**Material to process**
-------------------------
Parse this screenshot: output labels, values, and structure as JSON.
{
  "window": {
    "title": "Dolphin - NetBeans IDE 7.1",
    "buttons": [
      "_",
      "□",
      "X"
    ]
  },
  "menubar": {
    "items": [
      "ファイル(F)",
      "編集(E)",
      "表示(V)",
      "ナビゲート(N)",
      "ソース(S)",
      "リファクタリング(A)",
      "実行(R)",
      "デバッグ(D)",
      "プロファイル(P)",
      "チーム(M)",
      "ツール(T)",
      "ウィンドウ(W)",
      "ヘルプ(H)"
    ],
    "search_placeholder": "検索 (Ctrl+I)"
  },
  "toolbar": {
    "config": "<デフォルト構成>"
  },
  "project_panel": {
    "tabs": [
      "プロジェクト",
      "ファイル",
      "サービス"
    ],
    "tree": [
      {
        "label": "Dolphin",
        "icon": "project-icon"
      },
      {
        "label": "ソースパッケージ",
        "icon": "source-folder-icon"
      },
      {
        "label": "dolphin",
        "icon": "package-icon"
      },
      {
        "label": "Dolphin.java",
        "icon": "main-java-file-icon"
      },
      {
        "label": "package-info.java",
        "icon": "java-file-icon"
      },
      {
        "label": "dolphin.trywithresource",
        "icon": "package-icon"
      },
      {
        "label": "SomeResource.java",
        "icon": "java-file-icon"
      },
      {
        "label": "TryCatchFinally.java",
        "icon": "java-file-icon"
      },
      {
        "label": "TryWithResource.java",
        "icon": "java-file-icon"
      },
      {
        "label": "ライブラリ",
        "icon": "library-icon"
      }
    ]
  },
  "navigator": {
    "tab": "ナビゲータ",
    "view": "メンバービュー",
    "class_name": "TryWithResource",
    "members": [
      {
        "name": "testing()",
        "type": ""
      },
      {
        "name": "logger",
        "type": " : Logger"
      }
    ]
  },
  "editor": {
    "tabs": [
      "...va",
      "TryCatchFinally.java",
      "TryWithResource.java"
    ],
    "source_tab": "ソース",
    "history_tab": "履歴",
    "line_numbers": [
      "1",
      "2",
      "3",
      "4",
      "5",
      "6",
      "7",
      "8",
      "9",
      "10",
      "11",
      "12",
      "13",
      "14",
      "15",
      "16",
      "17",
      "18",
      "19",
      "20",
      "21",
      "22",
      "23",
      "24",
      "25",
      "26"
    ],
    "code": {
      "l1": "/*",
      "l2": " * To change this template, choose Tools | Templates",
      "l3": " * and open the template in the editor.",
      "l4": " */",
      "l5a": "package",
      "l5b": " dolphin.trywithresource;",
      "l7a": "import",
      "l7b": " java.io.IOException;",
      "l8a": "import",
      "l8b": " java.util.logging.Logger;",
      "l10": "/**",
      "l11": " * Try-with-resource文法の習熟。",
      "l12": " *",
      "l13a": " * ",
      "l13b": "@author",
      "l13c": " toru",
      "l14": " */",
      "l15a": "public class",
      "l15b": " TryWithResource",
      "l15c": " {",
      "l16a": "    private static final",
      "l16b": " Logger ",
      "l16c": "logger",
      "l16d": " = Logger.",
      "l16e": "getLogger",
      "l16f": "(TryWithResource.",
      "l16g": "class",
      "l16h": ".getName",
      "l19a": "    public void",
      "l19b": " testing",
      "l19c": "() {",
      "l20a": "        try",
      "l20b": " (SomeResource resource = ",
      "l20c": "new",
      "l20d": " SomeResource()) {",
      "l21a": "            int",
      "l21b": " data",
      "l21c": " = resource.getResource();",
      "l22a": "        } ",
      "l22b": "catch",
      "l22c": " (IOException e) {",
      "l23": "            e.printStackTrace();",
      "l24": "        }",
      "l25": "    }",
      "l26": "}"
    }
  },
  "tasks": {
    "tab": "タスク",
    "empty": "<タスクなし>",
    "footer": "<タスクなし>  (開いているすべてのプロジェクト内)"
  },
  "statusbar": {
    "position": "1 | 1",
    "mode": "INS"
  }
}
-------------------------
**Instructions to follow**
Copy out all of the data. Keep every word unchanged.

**Output below**
Parse this screenshot: output labels, values, and structure as JSON.
{
  "window": {
    "title": "Dolphin - NetBeans IDE 7.1",
    "buttons": [
      "_",
      "□",
      "X"
    ]
  },
  "menubar": {
    "items": [
      "ファイル(F)",
      "編集(E)",
      "表示(V)",
      "ナビゲート(N)",
      "ソース(S)",
      "リファクタリング(A)",
      "実行(R)",
      "デバッグ(D)",
      "プロファイル(P)",
      "チーム(M)",
      "ツール(T)",
      "ウィンドウ(W)",
      "ヘルプ(H)"
    ],
    "search_placeholder": "検索 (Ctrl+I)"
  },
  "toolbar": {
    "config": "<デフォルト構成>"
  },
  "project_panel": {
    "tabs": [
      "プロジェクト",
      "ファイル",
      "サービス"
    ],
    "tree": [
      {
        "label": "Dolphin",
        "icon": "project-icon"
      },
      {
        "label": "ソースパッケージ",
        "icon": "source-folder-icon"
      },
      {
        "label": "dolphin",
        "icon": "package-icon"
      },
      {
        "label": "Dolphin.java",
        "icon": "main-java-file-icon"
      },
      {
        "label": "package-info.java",
        "icon": "java-file-icon"
      },
      {
        "label": "dolphin.trywithresource",
        "icon": "package-icon"
      },
      {
        "label": "SomeResource.java",
        "icon": "java-file-icon"
      },
      {
        "label": "TryCatchFinally.java",
        "icon": "java-file-icon"
      },
      {
        "label": "TryWithResource.java",
        "icon": "java-file-icon"
      },
      {
        "label": "ライブラリ",
        "icon": "library-icon"
      }
    ]
  },
  "navigator": {
    "tab": "ナビゲータ",
    "view": "メンバービュー",
    "class_name": "TryWithResource",
    "members": [
      {
        "name": "testing()",
        "type": ""
      },
      {
        "name": "logger",
        "type": " : Logger"
      }
    ]
  },
  "editor": {
    "tabs": [
      "...va",
      "TryCatchFinally.java",
      "TryWithResource.java"
    ],
    "source_tab": "ソース",
    "history_tab": "履歴",
    "line_numbers": [
      "1",
      "2",
      "3",
      "4",
      "5",
      "6",
      "7",
      "8",
      "9",
      "10",
      "11",
      "12",
      "13",
      "14",
      "15",
      "16",
      "17",
      "18",
      "19",
      "20",
      "21",
      "22",
      "23",
      "24",
      "25",
      "26"
    ],
    "code": {
      "l1": "/*",
      "l2": " * To change this template, choose Tools | Templates",
      "l3": " * and open the template in the editor.",
      "l4": " */",
      "l5a": "package",
      "l5b": " dolphin.trywithresource;",
      "l7a": "import",
      "l7b": " java.io.IOException;",
      "l8a": "import",
      "l8b": " java.util.logging.Logger;",
      "l10": "/**",
      "l11": " * Try-with-resource文法の習熟。",
      "l12": " *",
      "l13a": " * ",
      "l13b": "@author",
      "l13c": " toru",
      "l14": " */",
      "l15a": "public class",
      "l15b": " TryWithResource",
      "l15c": " {",
      "l16a": "    private static final",
      "l16b": " Logger ",
      "l16c": "logger",
      "l16d": " = Logger.",
      "l16e": "getLogger",
      "l16f": "(TryWithResource.",
      "l16g": "class",
      "l16h": ".getName",
      "l19a": "    public void",
      "l19b": " testing",
      "l19c": "() {",
      "l20a": "        try",
      "l20b": " (SomeResource resource = ",
      "l20c": "new",
      "l20d": " SomeResource()) {",
      "l21a": "            int",
      "l21b": " data",
      "l21c": " = resource.getResource();",
      "l22a": "        } ",
      "l22b": "catch",
      "l22c": " (IOException e) {",
      "l23": "            e.printStackTrace();",
      "l24": "        }",
      "l25": "    }",
      "l26": "}"
    }
  },
  "tasks": {
    "tab": "タスク",
    "empty": "<タスクなし>",
    "footer": "<タスクなし>  (開いているすべてのプロジェクト内)"
  },
  "statusbar": {
    "position": "1 | 1",
    "mode": "INS"
  }
}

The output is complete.